[ MORE: More transfer gossip ]

— Bournemouth wants an upgrade on Artur Boruc, according to The Telegraph, and that could come in the form of Chelsea backstop Asmir Begovic.

The Cherries reportedly had a $12.5 million bid turned down by Antonio Conte, who has Thibaut Courtois in the No. 1 seat and Portugal national team backup Eduardo in the ranks (along with three keepers on loan and young goalie Mitchell Beanie).

— Arsenal boss Arsene Wenger shut the door on acquiring West Ham wantaway Dimitri Payet according to Sky Sports’ Transfer Centre:

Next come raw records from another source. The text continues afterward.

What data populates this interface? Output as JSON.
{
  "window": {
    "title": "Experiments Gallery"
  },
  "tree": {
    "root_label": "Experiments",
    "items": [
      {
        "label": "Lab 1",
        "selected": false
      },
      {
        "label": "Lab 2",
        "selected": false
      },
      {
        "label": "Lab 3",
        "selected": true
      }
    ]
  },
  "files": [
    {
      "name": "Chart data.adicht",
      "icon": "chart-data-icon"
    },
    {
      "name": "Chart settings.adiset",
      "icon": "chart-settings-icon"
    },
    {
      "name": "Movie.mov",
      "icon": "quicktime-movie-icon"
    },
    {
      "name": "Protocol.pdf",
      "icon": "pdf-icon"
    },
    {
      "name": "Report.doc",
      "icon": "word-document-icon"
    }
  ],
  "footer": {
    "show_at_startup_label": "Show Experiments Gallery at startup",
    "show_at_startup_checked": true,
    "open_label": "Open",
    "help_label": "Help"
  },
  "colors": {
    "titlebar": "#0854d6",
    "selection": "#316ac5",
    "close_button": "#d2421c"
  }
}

“We have many players offensively who can play in this position. You are interested by the quality of the player but there needs to be a need as well, and we have no need in this domain.”

— Clubs in need of experienced Premier League backs need look no further than Everton, where manager Ronald Koeman has admitted that England international Phil Jagielka could leave Goodison Park. The 34-year-old center back has 40 caps for England and has made 337 appearances for Everton. He could be a massive upgrade for Sunderland if David Moyes is up for a reunion.

— Stoke City chairman Peter Coates says a purchase of Saido Berahino from West Brom is not contingent on a sale of Bojan Krkic. The latter has been linked to Middlesbrough.

— Mauro Zarate may be returning the Premier League. Watford boss Walter Mazzarri has been largely let down by his strike corps as Odion Ighalo and Troy Deeney have taken steps back this season. Could $4 be enough to bring the ex-West Ham and QPR man from Fiorentina to Vicarage Road? Zarate has four goals in nine matches for La Viola, and has nine goals in 40 Premier League matches.